Sarian plays trumpet. The other band members are Jim Piela, alto and soprano sax; Ricky Alexander, tenor sax; David Banker, trombone on “Brett Atlas”; Christopher Misch-Bloxdorf, trombone; Michael Verselli, Rhodes and Minimoog; Trevor Brown, electric bass; and Josh Bailey, drums.
“Brett Atlas” begins with a bit of spacey underscore behind soft trumpet. When the melody starts, Sarian leads with Alexander answering his calls. The intensity picks up swiftly, only to shut down after the main theme. That haunting, spacey sound returns as the tenor delivers a mellow, groovy solo. Tom rolls accent a few changes of direction. Then, the music swells as the other instruments return, setting up for a dramatic conclusion.

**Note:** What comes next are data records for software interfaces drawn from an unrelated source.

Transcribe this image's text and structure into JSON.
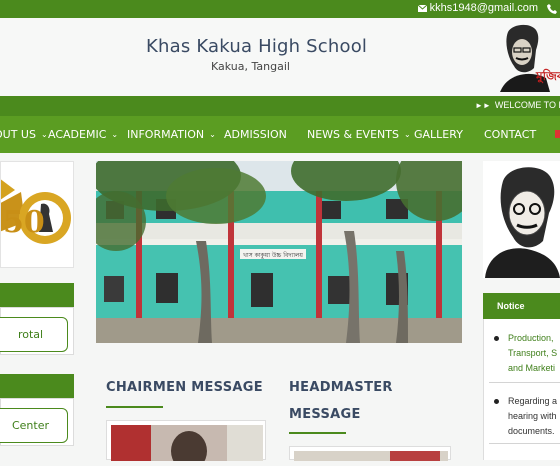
{
  "topbar": {
    "email": "kkhs1948@gmail.com",
    "mail_icon": "envelope-icon",
    "phone_icon": "phone-icon"
  },
  "header": {
    "school_name": "Khas Kakua High School",
    "location": "Kakua, Tangail",
    "portrait_caption": "মুজিব"
  },
  "ticker": {
    "text": "WELCOME TO Kh"
  },
  "nav": {
    "items": [
      {
        "label": "OUT US",
        "caret": true
      },
      {
        "label": "ACADEMIC",
        "caret": true
      },
      {
        "label": "INFORMATION",
        "caret": true
      },
      {
        "label": "ADMISSION",
        "caret": false
      },
      {
        "label": "NEWS & EVENTS",
        "caret": true
      },
      {
        "label": "GALLERY",
        "caret": false
      },
      {
        "label": "CONTACT",
        "caret": false
      }
    ]
  },
  "left_sidebar": {
    "emblem_text": "50",
    "links": [
      {
        "label": "rotal"
      },
      {
        "label": "Center"
      }
    ]
  },
  "main": {
    "building_sign": "খাস কাকুয়া উচ্চ বিদ্যালয়",
    "chairmen_title": "CHAIRMEN MESSAGE",
    "headmaster_title_1": "HEADMASTER",
    "headmaster_title_2": "MESSAGE"
  },
  "notice": {
    "title": "Notice",
    "items": [
      {
        "lines": [
          "Production,",
          "Transport, S",
          "and Marketi"
        ]
      },
      {
        "lines": [
          "Regarding a",
          "hearing with",
          "documents."
        ]
      }
    ]
  },
  "colors": {
    "brand_green": "#4b8a1d",
    "nav_green": "#5b9d22",
    "title_navy": "#3a4a63"
  }
}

“The Escape Suite” is a trio of songs within the set: “Skirt Shock,” “North” and “Chain Mobile.”
“Bruises” is a title that contradicts the sound. The music is soft, romantic. Perhaps the character in this story is feeling the symbolic bruise of love gone astray. The horns are subdued. The keys offer an ethereal quality. It’s an easygoing, slow dance kind of song. Brown’s smooth-funk bass line is among the highlights. If there was a bruise at the beginning, Sarian’s warm solo signals the healing process.
Sarian was born in Canada, but his family moved to Argentina when he was just 1. He has performed in the United States, South America and Europe. He began playing piano at age 6, received his first trumpet at 13 and began touring the United Kingdom by 18. Sarian has performed with progressive rock bands in empty basements, 12-piece disco bands on the beach in Uruguay, rock bands in sports arenas and big bands. He earned a bachelor’s degree in classical composition and theory from Muhlenberg College, where he studied with Charles Fambrough. After returning to Buenos Aires for four years, he moved to New York City in 2012 to pursue a master’s degree in Jazz Studies at New York University. There, he had the opportunity to perform with Joe Lovano, Alan Ferber, Wayne Krantz and others.
Sarian released his first album as a leader in 2014, Subtitles. That was the beginning of The Chabones, an Argentine slang word for “dudes,” or “schmucks,” depending on whom you ask.